And as it turns out, not even frozen French fries are safe. Much like other disappearing foods, an initial spike in demand for this deep-fried pandemic guilty pleasure has led to production shortages of fries meant for regular consumers in grocery stores.

At the same time, the widespread cancellation of restaurant orders for massive, wholesale packages has left those producers with a glut of unsellable product. Beyond their sheer size, Reuters reports that the issue with this wholesale packaging is that it doesn’t feature the kind of nutrition facts and ingredient labels that FDA rules require for consumer food products. Beyond that, they’re missing the kind of barcodes that they’d need to be scanned at a checkout.

While producers like Ore-Ida, Heinz’s fry brand, are trying their best to pump supply back into the market, potato farmers are sitting on many tons of potentially unsellable crops. At a time when the National Potato Council estimates somewhere between $750 million and $1.3 billion in potatoes and potato products are caught up in the supply chain shuffle, farmers like Mike Pink face a difficult choice over how to proceed. 

“Do I continue to invest or do I stop and try to minimize my loss?” Pink, who had orders for 1,000 acres of potatoes canceled since the crisis began, told Reuters. “It’s just devastating.”

Though the FDA has signaled that it will relax labeling restrictions, it’s still possible that a large number of potatoes and fries might still go to waste, as wholesale producers still face other obstacles in getting their fries into stores— least of all the fact that they don’t have distribution relationships with supermarkets.
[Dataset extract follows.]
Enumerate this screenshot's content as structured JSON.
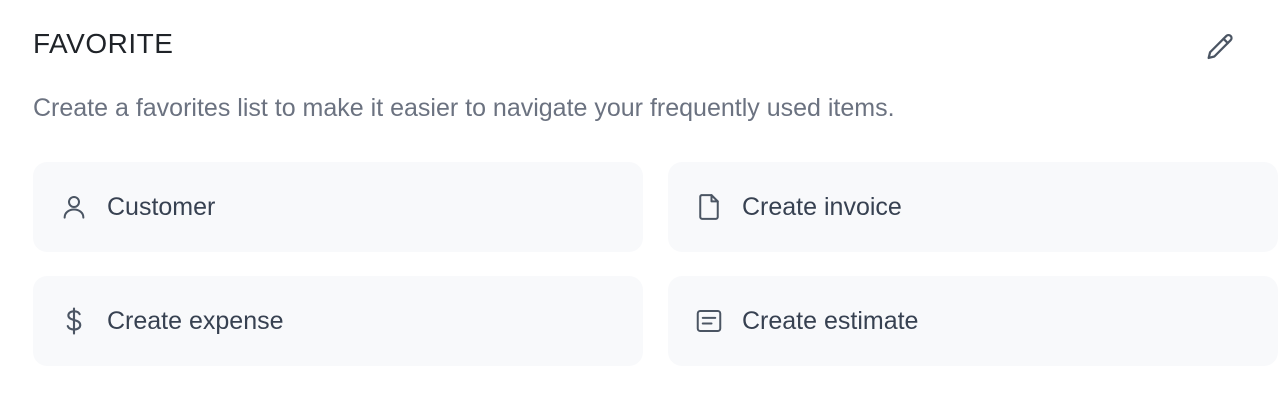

Reorienting their production processes at a time when food plants across the country are shutting down amid COVID-19 concerns further adds to the challenge.

So if you can’t find fries, just know that it’s not because potatoes have shriveled up and disappeared. For now, add them to the list of vanishing items that might inspire us all to rethink how food gets from farm to freezer once this is all over.